The “Capitol Hill Development Site” has been a prime target for investors after the large block of properties just off E Olive Way was brought to market for its longtime owners by the Jones Lang LaSalle firm.

Included in the buildings is the space previously home to the longtime studio of legendary Seattle photographer Fred Milkie, the official photographer of the Seattle World’s Fair. The Milkie family now benefits from the longtime holdings.

Today, that studio is known as event and arts space Fred Wildlife Refuge which opened its doors at 128 Belmont Ave E early this decade under owner Chris Snell. On the E Olive Way end of the parcels in the transaction, 1661 E Olive Way is the current home of Coldwell Banker Bain’s Capitol Hill offices.

(Image: Coldwell Banker Bain)

Low Tide Properties has not yet responded to CHS’s inquiry about the deal but sales materials tout the package of property as prime land for redevelopment:

CHDS represents a rare opportunity to invest in Seattle’s iconic development cycle and to take advantage of nation leading demographics, population and job growth. Seattle has an overabundance of renters seeking high-end living options that continues to bring employees to the downtown core at unprecedented rates. New apartment construction rents in the city’s core average $3.50 per foot for mid-rise and $4.00 per foot for high-rise buildings and the vacancy rate is 3.8 percent in Capitol Hill.
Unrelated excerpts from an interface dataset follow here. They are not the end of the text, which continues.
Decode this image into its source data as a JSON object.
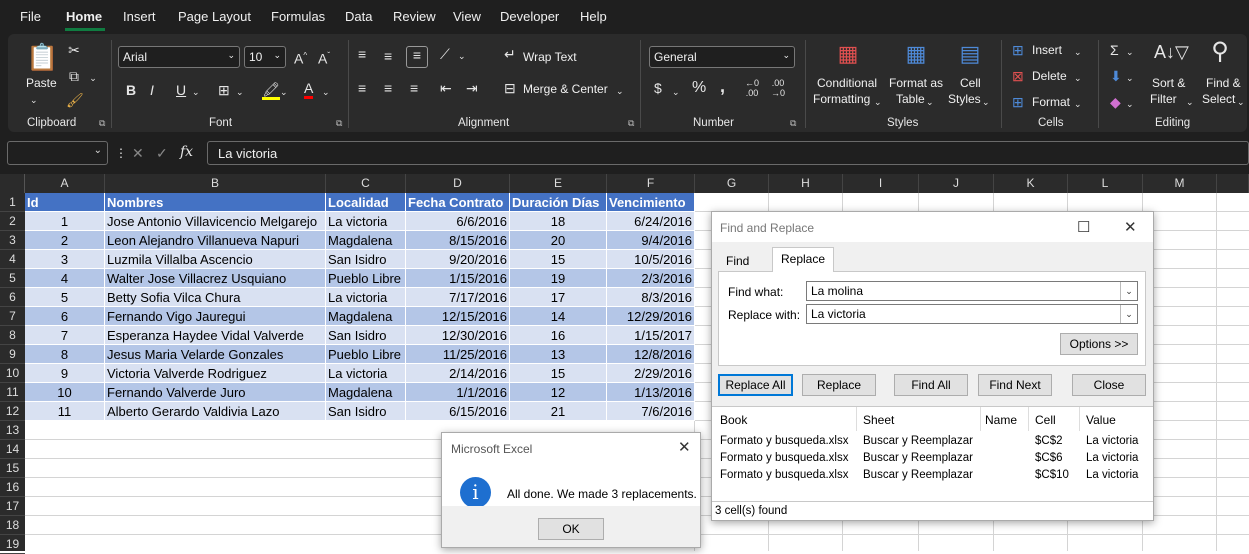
{
  "menu": {
    "items": [
      "File",
      "Home",
      "Insert",
      "Page Layout",
      "Formulas",
      "Data",
      "Review",
      "View",
      "Developer",
      "Help"
    ]
  },
  "ribbon": {
    "clipboard": {
      "label": "Clipboard",
      "paste": "Paste"
    },
    "font": {
      "label": "Font",
      "font_name": "Arial",
      "font_size": "10"
    },
    "alignment": {
      "label": "Alignment",
      "wrap_text": "Wrap Text",
      "merge_center": "Merge & Center"
    },
    "number": {
      "label": "Number",
      "format": "General"
    },
    "styles": {
      "label": "Styles",
      "conditional_1": "Conditional",
      "conditional_2": "Formatting",
      "format_table_1": "Format as",
      "format_table_2": "Table",
      "cell_styles_1": "Cell",
      "cell_styles_2": "Styles"
    },
    "cells": {
      "label": "Cells",
      "insert": "Insert",
      "delete": "Delete",
      "format": "Format"
    },
    "editing": {
      "label": "Editing",
      "sort_1": "Sort &",
      "sort_2": "Filter",
      "find_1": "Find &",
      "find_2": "Select"
    }
  },
  "formula_bar": {
    "value": "La victoria"
  },
  "columns": [
    "A",
    "B",
    "C",
    "D",
    "E",
    "F",
    "G",
    "H",
    "I",
    "J",
    "K",
    "L",
    "M"
  ],
  "rows": [
    "1",
    "2",
    "3",
    "4",
    "5",
    "6",
    "7",
    "8",
    "9",
    "10",
    "11",
    "12",
    "13",
    "14",
    "15",
    "16",
    "17",
    "18",
    "19"
  ],
  "table": {
    "headers": [
      "Id",
      "Nombres",
      "Localidad",
      "Fecha Contrato",
      "Duración Días",
      "Vencimiento"
    ],
    "rows": [
      [
        "1",
        "Jose Antonio Villavicencio Melgarejo",
        "La victoria",
        "6/6/2016",
        "18",
        "6/24/2016"
      ],
      [
        "2",
        "Leon Alejandro  Villanueva  Napuri",
        "Magdalena",
        "8/15/2016",
        "20",
        "9/4/2016"
      ],
      [
        "3",
        "Luzmila  Villalba Ascencio",
        "San Isidro",
        "9/20/2016",
        "15",
        "10/5/2016"
      ],
      [
        "4",
        "Walter Jose Villacrez  Usquiano",
        "Pueblo Libre",
        "1/15/2016",
        "19",
        "2/3/2016"
      ],
      [
        "5",
        "Betty Sofia  Vilca   Chura",
        "La victoria",
        "7/17/2016",
        "17",
        "8/3/2016"
      ],
      [
        "6",
        "Fernando Vigo Jauregui",
        "Magdalena",
        "12/15/2016",
        "14",
        "12/29/2016"
      ],
      [
        "7",
        "Esperanza Haydee Vidal Valverde",
        "San Isidro",
        "12/30/2016",
        "16",
        "1/15/2017"
      ],
      [
        "8",
        "Jesus Maria  Velarde Gonzales",
        "Pueblo Libre",
        "11/25/2016",
        "13",
        "12/8/2016"
      ],
      [
        "9",
        "Victoria Valverde  Rodriguez",
        "La victoria",
        "2/14/2016",
        "15",
        "2/29/2016"
      ],
      [
        "10",
        "Fernando  Valverde  Juro",
        "Magdalena",
        "1/1/2016",
        "12",
        "1/13/2016"
      ],
      [
        "11",
        "Alberto Gerardo  Valdivia  Lazo",
        "San Isidro",
        "6/15/2016",
        "21",
        "7/6/2016"
      ]
    ]
  },
  "find_replace": {
    "title": "Find and Replace",
    "tab_find": "Find",
    "tab_replace": "Replace",
    "find_label": "Find what:",
    "find_value": "La molina",
    "replace_label": "Replace with:",
    "replace_value": "La victoria",
    "options_button": "Options >>",
    "replace_all": "Replace All",
    "replace": "Replace",
    "find_all": "Find All",
    "find_next": "Find Next",
    "close": "Close",
    "result_headers": [
      "Book",
      "Sheet",
      "Name",
      "Cell",
      "Value"
    ],
    "results": [
      [
        "Formato y busqueda.xlsx",
        "Buscar y Reemplazar",
        "",
        "$C$2",
        "La victoria"
      ],
      [
        "Formato y busqueda.xlsx",
        "Buscar y Reemplazar",
        "",
        "$C$6",
        "La victoria"
      ],
      [
        "Formato y busqueda.xlsx",
        "Buscar y Reemplazar",
        "",
        "$C$10",
        "La victoria"
      ]
    ],
    "status": "3 cell(s) found"
  },
  "message": {
    "title": "Microsoft Excel",
    "text": "All done. We made 3 replacements.",
    "ok": "OK"
  }
}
JLL also brags that this area has the “highest concentration of millennials.”

“Due to the strong tech job market, relative affordability compared to other major cities, and high quality of living, the Seattle metro area continues to attract workers, particularly millennials, at a faster rate than every other major U.S. city,” they write. “The census data for the city of Seattle, shows that 65 percent of apartment units constructed this decade have a resident under the age of 35. Portland is 52 percent and San Francisco is only 39 percent.”

Graphics in the sales packet show a city covered in high tech labels while another section of the packet outlines a brief overview of the city’s expanded Mandatory Housing Affordability requirements.

Early April is apparently prime time for news to break on massive Capitol Hill development deals. In 2012, CHS reported on the acquisition of the “Bauhaus block” of E Pine, and the $10.3 million deal to acquire the Piecora’s block went down in April 2013.

Subscribe and support CHS Contributors -- $1/$5/$10 per month

3 thoughts on “‘Capitol Hill Development Site’ — $21M deal includes E Olive Way commercial buildings and Fred Wildlife events space

  1. Years ago when I was looking to buy a condo, I looked at units in all 3 condo buildings behind the property. When l looked out at the views they were unobstructed and beautiful but then I noticed that block and I said “No way”!

    I knew that it in no time it would be sold and developed and I would have lost all my views. I would be staring at the back of some huge ugly development. Looking directly into someone else’s unit in my dark, hugely depreciated condo.